- The level of the Parkinson's related oxidative stress marker DJ-1—an indicator that dopamine-producing neurons are dying—was reduced more than 50 percent after niltonib treatment; and
- The levels of cell death markers (NSE, S100B and tau) were significantly reduced in cerebrospinal fluid (CSF) suggesting reduced neuronal cell death.
In addition, Moussa adds that it appears nilotinib attenuated the loss of CSF alpha-synuclein, a toxic protein that accumulates within neurons, resulting in reduced CSF levels in both Parkinson's disease and dementia with Lewy bodies.
The researchers also said that all 11 patients who tolerated the drug reported meaningful clinical improvements. All patients were at mid-advanced stages of Parkinsonism and they all had mild to severe cognitive impairment.
"Patients progressively improved in motor and cognitive functions as long as they were on the drug—despite the decreased use of dopamine replacement therapies in those participants with Parkinson's and dementia with Lewy bodies," says the study's lead author, Fernando Pagan, MD, medical director of the GUMC Translational Neurotherpeutics Program and director of the Movement Disorders Program at MedStar Georgetown University Hospital.
But three months after withdrawal of the drug, participants returned to the same reduced cognitive and motor state they had before the study began, Pagan adds.
Some serious side effects were reported including one patient who withdrew at week four of treatment due to heart attack and three incidents of urinary tract infection or pneumonia. The researchers say these incidents are not uncommon in this patient population, and additional studies are needed to determine if the adverse events are related to use of nilotinib.
"Long term safety of nilotinib is a priority, so it is important that further studies be conducted to determine the safest and most effective dose in Parkinson's, says Pagan.
The researchers designed the clinical trial to translate several notable observations in the laboratory. The preclinical studies, led by Moussa, showed that nilotinib, a tyrosine kinase inhibitor, effectively penetrates the blood-brain barrier and destroys toxic proteins that build up in Parkinson's disease and dementia by turning on the "garbage disposal machinery" inside neurons.
Their published studies also showed nilotinib increases the levels of the dopamine neurotransmitter—the chemical lost as a result of neuronal destruction due to toxic protein accumulation—and improves motor and cognitive outcomes in Parkinson's and Alzheimer's disease animal models.

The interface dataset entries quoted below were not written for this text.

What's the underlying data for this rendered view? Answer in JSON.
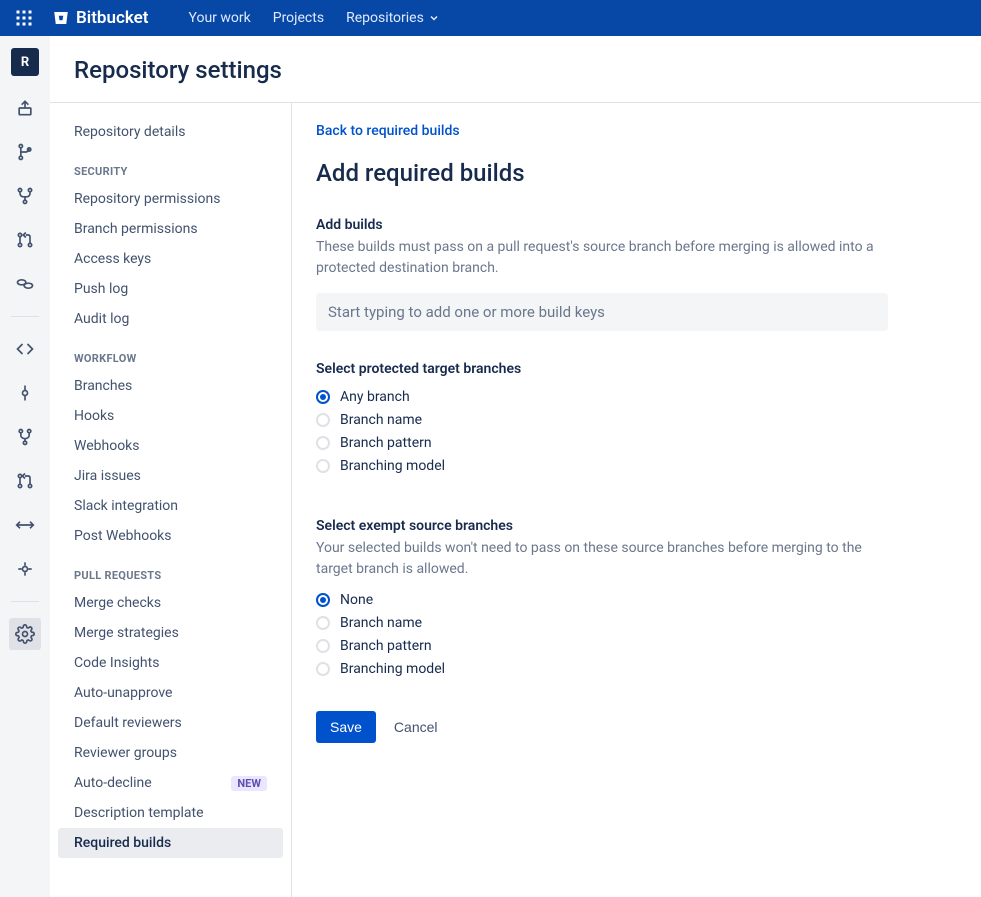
{
  "topbar": {
    "brand": "Bitbucket",
    "nav": {
      "your_work": "Your work",
      "projects": "Projects",
      "repositories": "Repositories"
    }
  },
  "page_title": "Repository settings",
  "iconrail": {
    "project_initial": "R"
  },
  "sidebar": {
    "top_item": "Repository details",
    "security": {
      "header": "SECURITY",
      "items": [
        "Repository permissions",
        "Branch permissions",
        "Access keys",
        "Push log",
        "Audit log"
      ]
    },
    "workflow": {
      "header": "WORKFLOW",
      "items": [
        "Branches",
        "Hooks",
        "Webhooks",
        "Jira issues",
        "Slack integration",
        "Post Webhooks"
      ]
    },
    "pull_requests": {
      "header": "PULL REQUESTS",
      "items": [
        "Merge checks",
        "Merge strategies",
        "Code Insights",
        "Auto-unapprove",
        "Default reviewers",
        "Reviewer groups",
        "Auto-decline",
        "Description template",
        "Required builds"
      ],
      "new_badge": "NEW"
    }
  },
  "main": {
    "backlink": "Back to required builds",
    "title": "Add required builds",
    "add_builds": {
      "heading": "Add builds",
      "desc": "These builds must pass on a pull request's source branch before merging is allowed into a protected destination branch.",
      "placeholder": "Start typing to add one or more build keys"
    },
    "target": {
      "heading": "Select protected target branches",
      "options": [
        "Any branch",
        "Branch name",
        "Branch pattern",
        "Branching model"
      ]
    },
    "exempt": {
      "heading": "Select exempt source branches",
      "desc": "Your selected builds won't need to pass on these source branches before merging to the target branch is allowed.",
      "options": [
        "None",
        "Branch name",
        "Branch pattern",
        "Branching model"
      ]
    },
    "actions": {
      "save": "Save",
      "cancel": "Cancel"
    }
  }
}
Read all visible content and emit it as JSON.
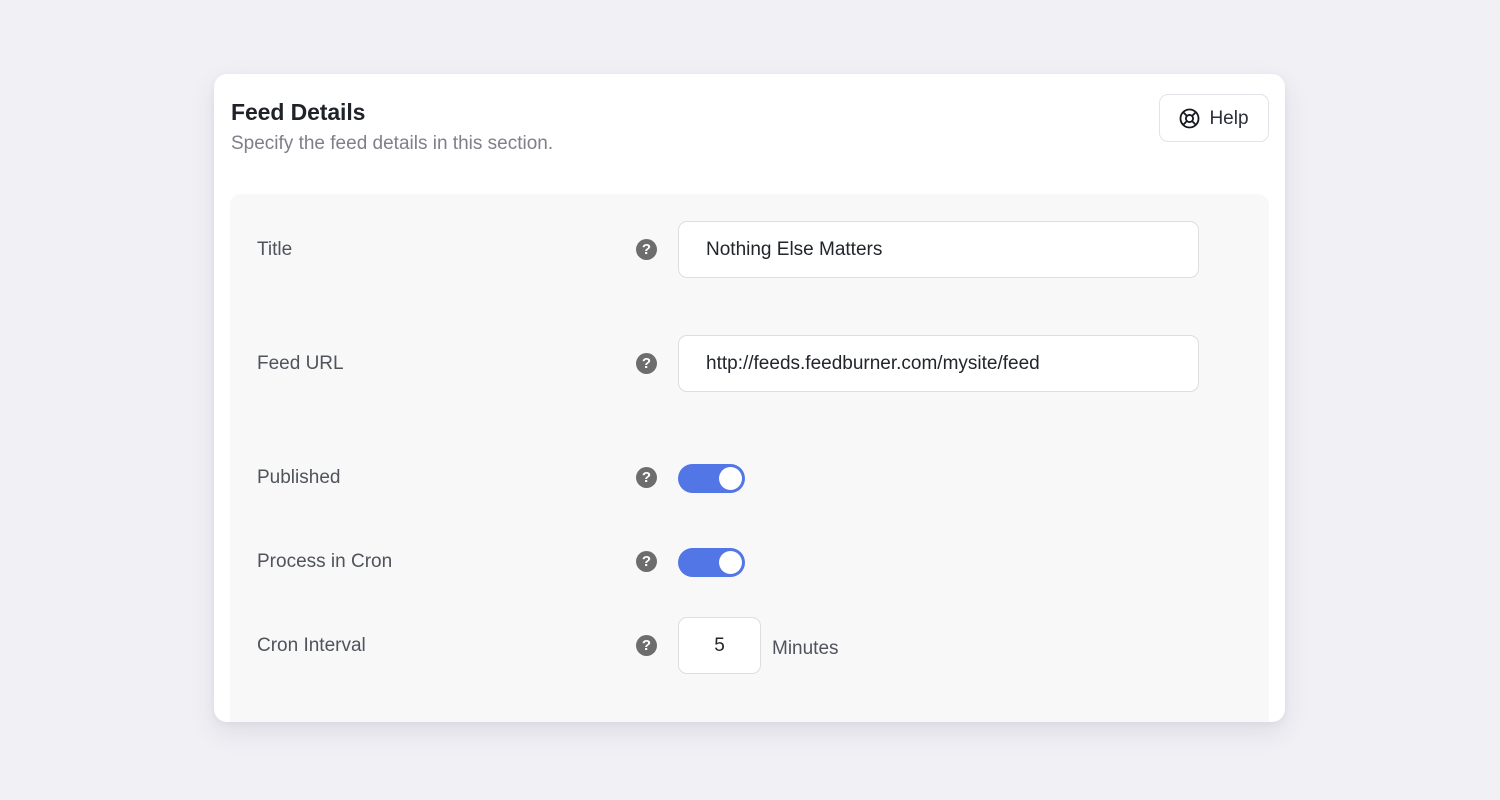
{
  "card": {
    "title": "Feed Details",
    "subtitle": "Specify the feed details in this section.",
    "help_button": {
      "label": "Help",
      "icon": "lifebuoy-icon"
    }
  },
  "colors": {
    "page_background": "#f1f0f5",
    "card_background": "#ffffff",
    "panel_background": "#f8f8f9",
    "toggle_on": "#5276e5",
    "toggle_knob": "#ffffff",
    "help_dot": "#6d6d6d",
    "label_text": "#4f535b",
    "title_text": "#1f2329",
    "subtitle_text": "#7d8089",
    "input_border": "#dededf"
  },
  "fields": {
    "title": {
      "label": "Title",
      "help_icon": "question-mark-icon",
      "value": "Nothing Else Matters",
      "placeholder": ""
    },
    "feed_url": {
      "label": "Feed URL",
      "help_icon": "question-mark-icon",
      "value": "http://feeds.feedburner.com/mysite/feed",
      "placeholder": ""
    },
    "published": {
      "label": "Published",
      "help_icon": "question-mark-icon",
      "state": "on"
    },
    "process_in_cron": {
      "label": "Process in Cron",
      "help_icon": "question-mark-icon",
      "state": "on"
    },
    "cron_interval": {
      "label": "Cron Interval",
      "help_icon": "question-mark-icon",
      "value": "5",
      "unit": "Minutes",
      "placeholder": ""
    }
  },
  "help_glyph": "?"
}
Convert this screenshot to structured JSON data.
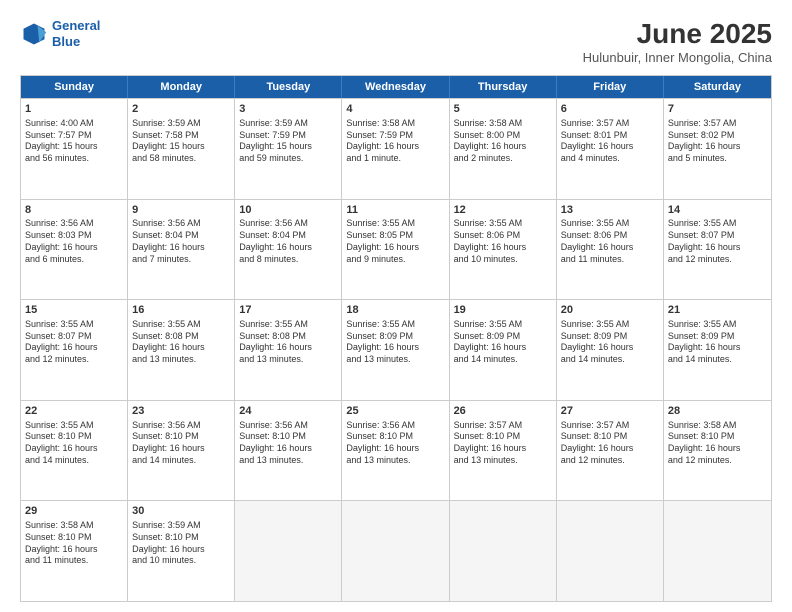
{
  "logo": {
    "line1": "General",
    "line2": "Blue"
  },
  "title": "June 2025",
  "subtitle": "Hulunbuir, Inner Mongolia, China",
  "header_days": [
    "Sunday",
    "Monday",
    "Tuesday",
    "Wednesday",
    "Thursday",
    "Friday",
    "Saturday"
  ],
  "weeks": [
    [
      {
        "day": "1",
        "text": "Sunrise: 4:00 AM\nSunset: 7:57 PM\nDaylight: 15 hours\nand 56 minutes."
      },
      {
        "day": "2",
        "text": "Sunrise: 3:59 AM\nSunset: 7:58 PM\nDaylight: 15 hours\nand 58 minutes."
      },
      {
        "day": "3",
        "text": "Sunrise: 3:59 AM\nSunset: 7:59 PM\nDaylight: 15 hours\nand 59 minutes."
      },
      {
        "day": "4",
        "text": "Sunrise: 3:58 AM\nSunset: 7:59 PM\nDaylight: 16 hours\nand 1 minute."
      },
      {
        "day": "5",
        "text": "Sunrise: 3:58 AM\nSunset: 8:00 PM\nDaylight: 16 hours\nand 2 minutes."
      },
      {
        "day": "6",
        "text": "Sunrise: 3:57 AM\nSunset: 8:01 PM\nDaylight: 16 hours\nand 4 minutes."
      },
      {
        "day": "7",
        "text": "Sunrise: 3:57 AM\nSunset: 8:02 PM\nDaylight: 16 hours\nand 5 minutes."
      }
    ],
    [
      {
        "day": "8",
        "text": "Sunrise: 3:56 AM\nSunset: 8:03 PM\nDaylight: 16 hours\nand 6 minutes."
      },
      {
        "day": "9",
        "text": "Sunrise: 3:56 AM\nSunset: 8:04 PM\nDaylight: 16 hours\nand 7 minutes."
      },
      {
        "day": "10",
        "text": "Sunrise: 3:56 AM\nSunset: 8:04 PM\nDaylight: 16 hours\nand 8 minutes."
      },
      {
        "day": "11",
        "text": "Sunrise: 3:55 AM\nSunset: 8:05 PM\nDaylight: 16 hours\nand 9 minutes."
      },
      {
        "day": "12",
        "text": "Sunrise: 3:55 AM\nSunset: 8:06 PM\nDaylight: 16 hours\nand 10 minutes."
      },
      {
        "day": "13",
        "text": "Sunrise: 3:55 AM\nSunset: 8:06 PM\nDaylight: 16 hours\nand 11 minutes."
      },
      {
        "day": "14",
        "text": "Sunrise: 3:55 AM\nSunset: 8:07 PM\nDaylight: 16 hours\nand 12 minutes."
      }
    ],
    [
      {
        "day": "15",
        "text": "Sunrise: 3:55 AM\nSunset: 8:07 PM\nDaylight: 16 hours\nand 12 minutes."
      },
      {
        "day": "16",
        "text": "Sunrise: 3:55 AM\nSunset: 8:08 PM\nDaylight: 16 hours\nand 13 minutes."
      },
      {
        "day": "17",
        "text": "Sunrise: 3:55 AM\nSunset: 8:08 PM\nDaylight: 16 hours\nand 13 minutes."
      },
      {
        "day": "18",
        "text": "Sunrise: 3:55 AM\nSunset: 8:09 PM\nDaylight: 16 hours\nand 13 minutes."
      },
      {
        "day": "19",
        "text": "Sunrise: 3:55 AM\nSunset: 8:09 PM\nDaylight: 16 hours\nand 14 minutes."
      },
      {
        "day": "20",
        "text": "Sunrise: 3:55 AM\nSunset: 8:09 PM\nDaylight: 16 hours\nand 14 minutes."
      },
      {
        "day": "21",
        "text": "Sunrise: 3:55 AM\nSunset: 8:09 PM\nDaylight: 16 hours\nand 14 minutes."
      }
    ],
    [
      {
        "day": "22",
        "text": "Sunrise: 3:55 AM\nSunset: 8:10 PM\nDaylight: 16 hours\nand 14 minutes."
      },
      {
        "day": "23",
        "text": "Sunrise: 3:56 AM\nSunset: 8:10 PM\nDaylight: 16 hours\nand 14 minutes."
      },
      {
        "day": "24",
        "text": "Sunrise: 3:56 AM\nSunset: 8:10 PM\nDaylight: 16 hours\nand 13 minutes."
      },
      {
        "day": "25",
        "text": "Sunrise: 3:56 AM\nSunset: 8:10 PM\nDaylight: 16 hours\nand 13 minutes."
      },
      {
        "day": "26",
        "text": "Sunrise: 3:57 AM\nSunset: 8:10 PM\nDaylight: 16 hours\nand 13 minutes."
      },
      {
        "day": "27",
        "text": "Sunrise: 3:57 AM\nSunset: 8:10 PM\nDaylight: 16 hours\nand 12 minutes."
      },
      {
        "day": "28",
        "text": "Sunrise: 3:58 AM\nSunset: 8:10 PM\nDaylight: 16 hours\nand 12 minutes."
      }
    ],
    [
      {
        "day": "29",
        "text": "Sunrise: 3:58 AM\nSunset: 8:10 PM\nDaylight: 16 hours\nand 11 minutes."
      },
      {
        "day": "30",
        "text": "Sunrise: 3:59 AM\nSunset: 8:10 PM\nDaylight: 16 hours\nand 10 minutes."
      },
      {
        "day": "",
        "text": ""
      },
      {
        "day": "",
        "text": ""
      },
      {
        "day": "",
        "text": ""
      },
      {
        "day": "",
        "text": ""
      },
      {
        "day": "",
        "text": ""
      }
    ]
  ]
}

"Our hope is to clarify the benefits of nilotinib to patients in a much larger and well controlled study. This was a very promising start," Moussa says. "If these data hold out in further studies, nilotinib would be the most important treatment for Parkinsonism since the discovery of Levodopa almost 50 years ago."

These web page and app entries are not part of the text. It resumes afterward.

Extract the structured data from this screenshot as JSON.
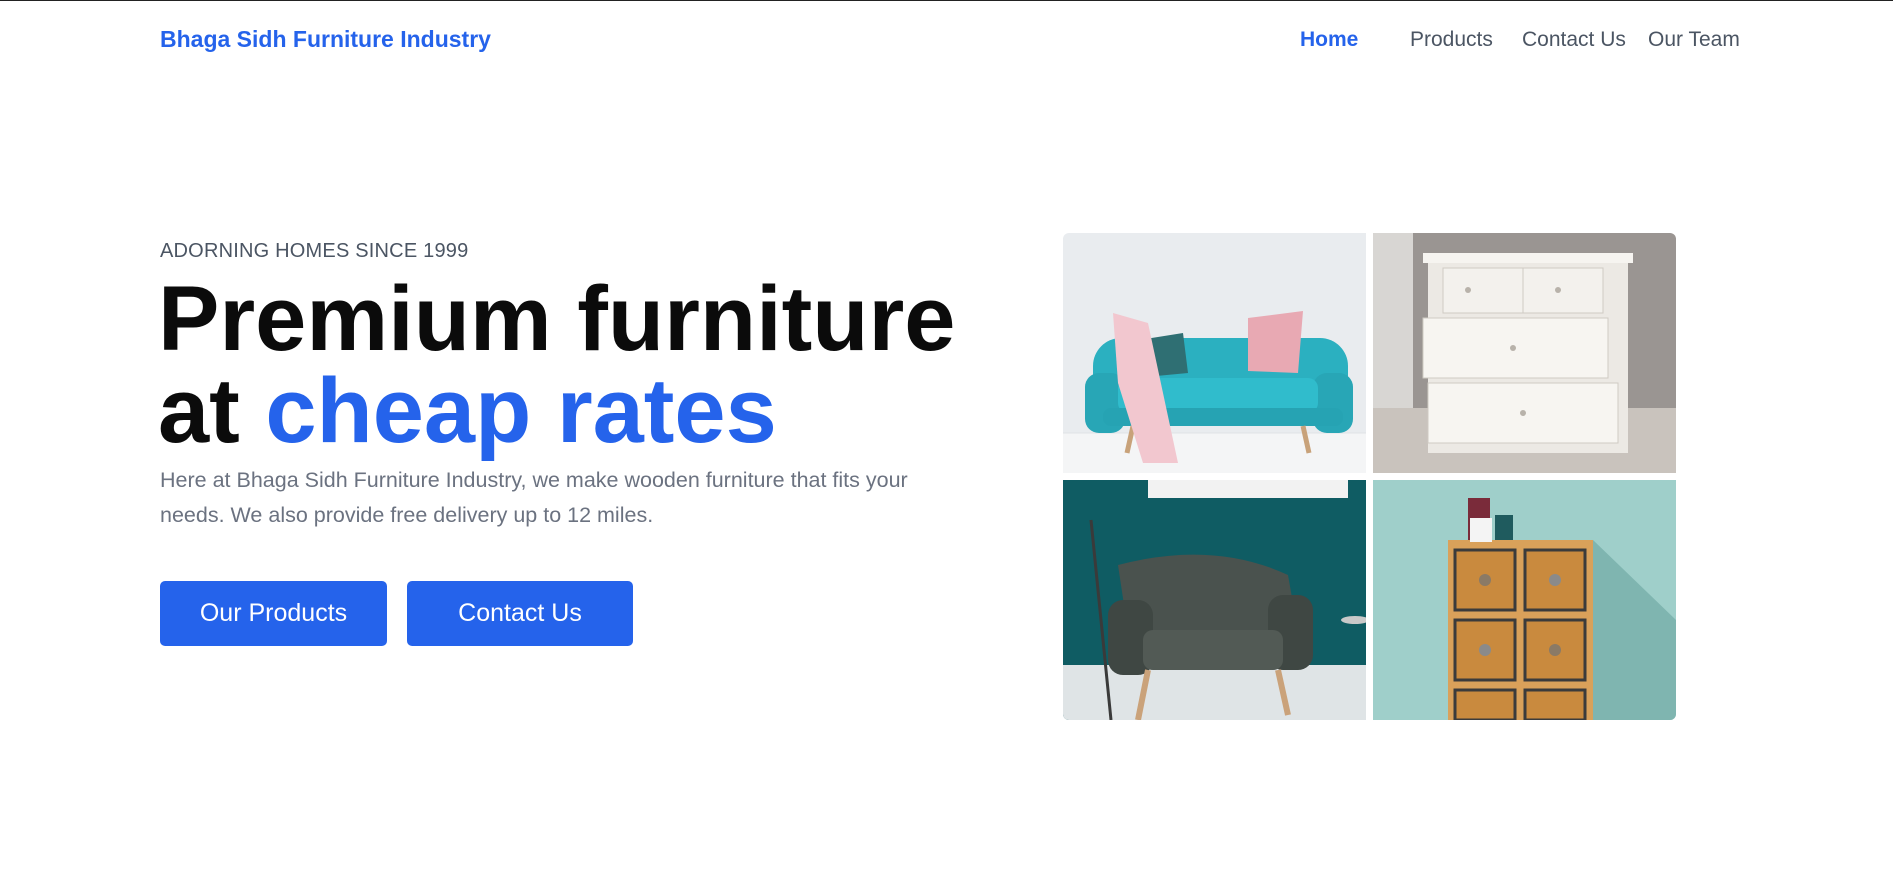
{
  "header": {
    "brand": "Bhaga Sidh Furniture Industry",
    "nav": [
      {
        "label": "Home",
        "active": true
      },
      {
        "label": "Products",
        "active": false
      },
      {
        "label": "Contact Us",
        "active": false
      },
      {
        "label": "Our Team",
        "active": false
      }
    ]
  },
  "hero": {
    "eyebrow": "ADORNING HOMES SINCE 1999",
    "headline_line1": "Premium furniture",
    "headline_line2_prefix": "at",
    "headline_line2_accent": "cheap rates",
    "description": "Here at Bhaga Sidh Furniture Industry, we make wooden furniture that fits your needs. We also provide free delivery up to 12 miles.",
    "buttons": {
      "products": "Our Products",
      "contact": "Contact Us"
    }
  },
  "gallery": {
    "images": [
      {
        "icon": "teal-sofa-image"
      },
      {
        "icon": "white-dresser-image"
      },
      {
        "icon": "green-armchair-image"
      },
      {
        "icon": "wooden-cabinet-image"
      }
    ]
  },
  "colors": {
    "accent": "#2563eb",
    "text_dark": "#0b0b0b",
    "text_muted": "#6b7280"
  }
}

He adds, "Additionally, if we can validate nilotinib effects on cognition in upcoming larger and placebo controlled trials, this drug could become one of the first treatments for dementia with Lewy bodies, which has no cure, and possibly other dementias."
Two randomized, placebo-controlled phase II clinical trials are planned for summer/fall in Parkinson's and Alzheimer's diseases. The Translational Neurotherpeutics Program is also planning a small trial in ALS (Lou Gherig's disease).
According to Novartis, the cost (as of Oct. 2015) of nilotinib for the treatment of CML was about $10,360 a month for 800 mg daily. The dose used in this study was lower—150 and 300 mg daily.
The phase I study received philanthropic funding and was supported by the Georgetown-Howard Universities Center for Clinical and Translational Science.
Moussa is listed as an inventor on a patent application that Georgetown University filed related to the use of nilotinib and other tyrosine kinase inhibitors for the treatment of neurodegenerative diseases.